» **PROBLEM STATEMENT**:
Only the number is needed. Please count the lines below in which the word "this" occurs.

» **DATASET RECORDS**:
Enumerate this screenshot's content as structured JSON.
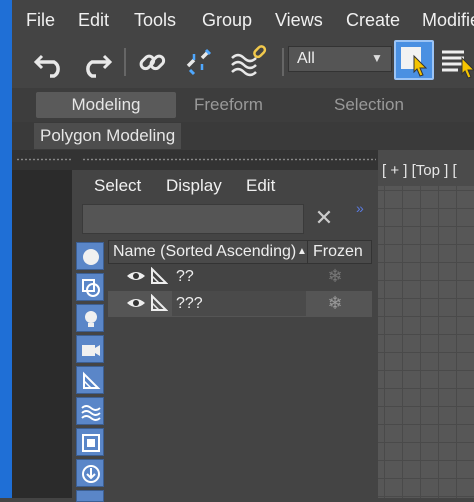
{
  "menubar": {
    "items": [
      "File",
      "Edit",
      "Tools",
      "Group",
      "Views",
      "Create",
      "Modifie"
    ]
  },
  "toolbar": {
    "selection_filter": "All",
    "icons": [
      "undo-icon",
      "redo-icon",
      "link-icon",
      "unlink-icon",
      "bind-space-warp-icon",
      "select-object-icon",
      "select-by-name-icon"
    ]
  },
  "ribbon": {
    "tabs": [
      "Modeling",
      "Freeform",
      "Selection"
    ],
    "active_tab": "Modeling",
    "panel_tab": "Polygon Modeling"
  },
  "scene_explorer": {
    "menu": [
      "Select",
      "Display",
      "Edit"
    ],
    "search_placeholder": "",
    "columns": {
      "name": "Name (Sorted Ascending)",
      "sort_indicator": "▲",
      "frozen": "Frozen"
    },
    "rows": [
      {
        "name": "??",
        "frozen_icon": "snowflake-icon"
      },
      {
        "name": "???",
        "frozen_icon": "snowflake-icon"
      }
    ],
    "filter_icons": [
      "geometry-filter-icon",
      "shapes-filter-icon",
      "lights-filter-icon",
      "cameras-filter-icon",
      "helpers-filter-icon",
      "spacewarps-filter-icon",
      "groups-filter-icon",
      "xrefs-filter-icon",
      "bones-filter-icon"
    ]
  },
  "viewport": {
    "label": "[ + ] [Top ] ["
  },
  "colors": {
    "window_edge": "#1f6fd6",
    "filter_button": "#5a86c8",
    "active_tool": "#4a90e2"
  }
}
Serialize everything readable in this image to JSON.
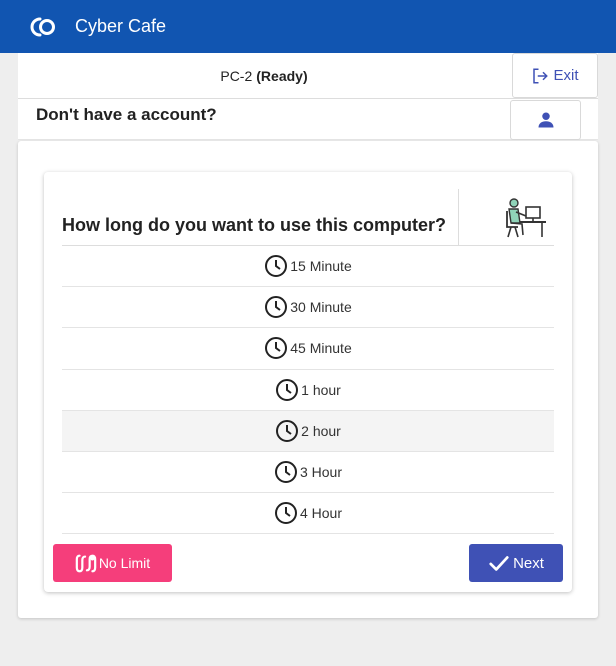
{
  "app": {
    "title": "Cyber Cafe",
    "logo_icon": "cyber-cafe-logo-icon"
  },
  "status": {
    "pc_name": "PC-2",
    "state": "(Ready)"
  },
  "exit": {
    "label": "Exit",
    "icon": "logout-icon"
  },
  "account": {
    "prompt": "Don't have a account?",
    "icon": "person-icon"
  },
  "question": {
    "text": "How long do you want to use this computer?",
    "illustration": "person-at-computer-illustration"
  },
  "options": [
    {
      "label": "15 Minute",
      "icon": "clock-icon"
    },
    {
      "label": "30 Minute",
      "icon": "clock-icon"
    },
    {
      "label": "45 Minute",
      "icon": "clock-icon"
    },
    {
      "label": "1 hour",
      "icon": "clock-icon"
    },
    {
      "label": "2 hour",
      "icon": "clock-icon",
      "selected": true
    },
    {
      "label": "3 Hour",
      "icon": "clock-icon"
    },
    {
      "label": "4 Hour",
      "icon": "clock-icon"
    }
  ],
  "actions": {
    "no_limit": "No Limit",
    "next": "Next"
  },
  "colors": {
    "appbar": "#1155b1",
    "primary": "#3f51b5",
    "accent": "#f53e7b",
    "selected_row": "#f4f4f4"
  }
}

» **WRITTEN RESPONSE**:
3